Continuous deployment really pays off

What is CI / CD?

This is a method that regularly delivers apps to customers and automates all phases of application development. The main concepts of CI / CD are continuous integration, continuous delivery and continuous deployment. CI / CD solves the problems that new code integration can cause for DevOps teams (also known as "integration hell").

In particular, CI / CD ensures continuous automation and monitoring over the entire app lifecycle, from the integration and test to the provision and implementation phase. These interrelated practices are often referred to as the “CI / CD pipeline,” and they are supported by agile collaboration among DevOps teams.


What is the difference between CI and CD (and the other CD)?

The abbreviation CI / CD has different meanings. "CI" means Continuous Integration, the automation process for developers. With a successful CI, new code changes for apps are regularly developed, checked and brought together in a common repository. This is to avoid the conflict that too many branches of an app can cause if they are developed at the same time.

"CD" means Continuous Delivery or Continuous Deployment.

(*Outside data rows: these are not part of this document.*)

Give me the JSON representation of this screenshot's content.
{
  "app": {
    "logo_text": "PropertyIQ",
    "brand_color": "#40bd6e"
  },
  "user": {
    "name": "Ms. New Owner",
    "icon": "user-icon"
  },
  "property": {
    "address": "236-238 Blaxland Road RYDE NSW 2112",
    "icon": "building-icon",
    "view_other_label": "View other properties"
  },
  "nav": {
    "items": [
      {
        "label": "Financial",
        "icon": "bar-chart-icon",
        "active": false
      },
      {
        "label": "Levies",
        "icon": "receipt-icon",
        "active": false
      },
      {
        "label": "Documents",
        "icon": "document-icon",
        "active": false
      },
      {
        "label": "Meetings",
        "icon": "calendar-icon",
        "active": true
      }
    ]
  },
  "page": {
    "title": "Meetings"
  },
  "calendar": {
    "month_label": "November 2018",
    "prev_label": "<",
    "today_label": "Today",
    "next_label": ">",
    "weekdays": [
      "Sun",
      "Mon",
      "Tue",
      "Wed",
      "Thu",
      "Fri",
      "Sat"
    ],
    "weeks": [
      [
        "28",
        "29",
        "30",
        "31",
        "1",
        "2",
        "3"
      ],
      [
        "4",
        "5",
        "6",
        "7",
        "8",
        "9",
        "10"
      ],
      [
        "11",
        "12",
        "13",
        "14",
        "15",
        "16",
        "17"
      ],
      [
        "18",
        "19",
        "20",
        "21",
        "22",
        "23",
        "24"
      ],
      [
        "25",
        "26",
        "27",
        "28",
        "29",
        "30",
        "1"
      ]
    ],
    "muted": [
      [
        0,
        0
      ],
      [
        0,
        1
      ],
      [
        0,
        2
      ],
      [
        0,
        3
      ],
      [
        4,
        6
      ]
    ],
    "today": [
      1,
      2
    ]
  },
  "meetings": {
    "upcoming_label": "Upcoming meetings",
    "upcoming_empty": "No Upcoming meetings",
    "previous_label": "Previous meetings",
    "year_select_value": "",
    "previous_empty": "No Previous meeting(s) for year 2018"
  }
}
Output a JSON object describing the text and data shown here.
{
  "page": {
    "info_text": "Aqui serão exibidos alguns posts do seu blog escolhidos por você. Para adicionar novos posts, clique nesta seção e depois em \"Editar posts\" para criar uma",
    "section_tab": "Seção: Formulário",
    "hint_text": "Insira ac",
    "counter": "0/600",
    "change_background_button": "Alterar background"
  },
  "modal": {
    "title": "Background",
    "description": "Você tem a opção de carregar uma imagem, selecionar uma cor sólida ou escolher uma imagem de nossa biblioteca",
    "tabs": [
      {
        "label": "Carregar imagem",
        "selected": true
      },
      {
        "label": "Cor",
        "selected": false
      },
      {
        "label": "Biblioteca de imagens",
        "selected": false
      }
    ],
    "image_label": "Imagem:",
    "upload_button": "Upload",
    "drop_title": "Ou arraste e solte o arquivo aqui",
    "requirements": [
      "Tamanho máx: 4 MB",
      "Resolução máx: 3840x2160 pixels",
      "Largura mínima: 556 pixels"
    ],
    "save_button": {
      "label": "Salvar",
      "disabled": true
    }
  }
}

These are related concepts that are sometimes used interchangeably. While both concepts are about automating further stages of the pipeline, the terms are sometimes used differently to indicate the level of automation.

Continuous Delivery Usually means that app changes made by a developer are automatically tested for bugs and uploaded to a repository (such as GitHub or a container registry), from where they can be deployed by the operations team in a live production environment. This process is the answer to transparency and communication problems between dev and business teams. This is to ensure that new code can be implemented with minimal effort.

Continuous Deployment (the other “CD”) can refer to the automatic release of developer changes from the repository to the production phase, where they can be used directly by the customer. This process is designed to counteract the overloading of operations teams with manual processes that slow application delivery. Continuous development extends the benefits of continuous delivery by automating the next phase of the pipeline.

Sometimes CI / CD only refers to the related practices of Continuous Integration and Continuous Delivery, but sometimes all three concepts of Continuous Integration, Continuous Delivery and Continuous Deployment. The whole thing is made even more complicated by the fact that continuous delivery sometimes also includes the processes of continuous deployment.

Ultimately, however, these details do not get us anywhere. Simply view CI / CD as a process that is often visualized as a pipeline and that includes a high level of continuous automation and monitoring in application development. Depending on the case, the interpretation of the term depends on the degree of automation of the CI / CD pipeline. Many companies work with CI first and then continue the process with automatic provisioning and implementation later, e.g. B. with cloud-native apps.


Continuous integration

In modern application development, multiple developers work on different features of the same app. The simultaneous merging of all source code branches on one day (also known as "Merge Day") can mean a lot of work and time. This is because application changes made by separate developers can conflict with each other if they are made at the same time. This problem can be exacerbated if each developer defines their own on-premise Integrated Development Environment (IDE) rather than as a team creating a common cloud-based IDE.

Continuous Integration (CI) enables developers to consolidate their code changes into a common “branch” or “trunk” of the application much more frequently, sometimes even on a daily basis. Once a developer's changes are merged, they are validated in automatic app builds and different levels of automation tests (usually unit and integration tests). This ensures that functionality has not been impaired. All classes and functions up to the various modules of the app have to be tested. If the automatic check detects conflicts between current and new code, CI can resolve them faster and more frequently.


Continuous delivery

After the automation of builds and unit and integration tests for the CI, the release of the validated code to a repository is also carried out automatically during continuous delivery. So to ensure an efficient continuous delivery process, the CI must already be integrated into your development pipeline. The aim of continuous delivery is a code base that can be made available in a productive environment at any time.

With continuous delivery, every phase - from merging the code changes to delivering production-ready builds - includes automated tests and code approvals. At the end of this process, the operations team can quickly and easily deploy an app in the productive phase.


Continuous deployment

The final phase of the CI / CD pipeline is continuous deployment. As an extension of continuous delivery, in which production-ready builds are automatically released to a code repository, in continuous deployment the release of an app into the productive phase is also automated. Since there is no manual gate upstream of the productive phase in the pipeline, the automated tests for continuous deployment must always be very well thought out.

In practice, Continuous Deployment means that app changes by a developer can go live within minutes of their creation (provided they pass the automatic test). This greatly facilitates the continuous integration of user feedback. All of these interrelated CI / CD practices make application implementation less risky because changes are released in parts rather than all at once. The upfront investment is considerable, however, as automatic tests have to be written for the various test and release phases in the CI / CD pipeline.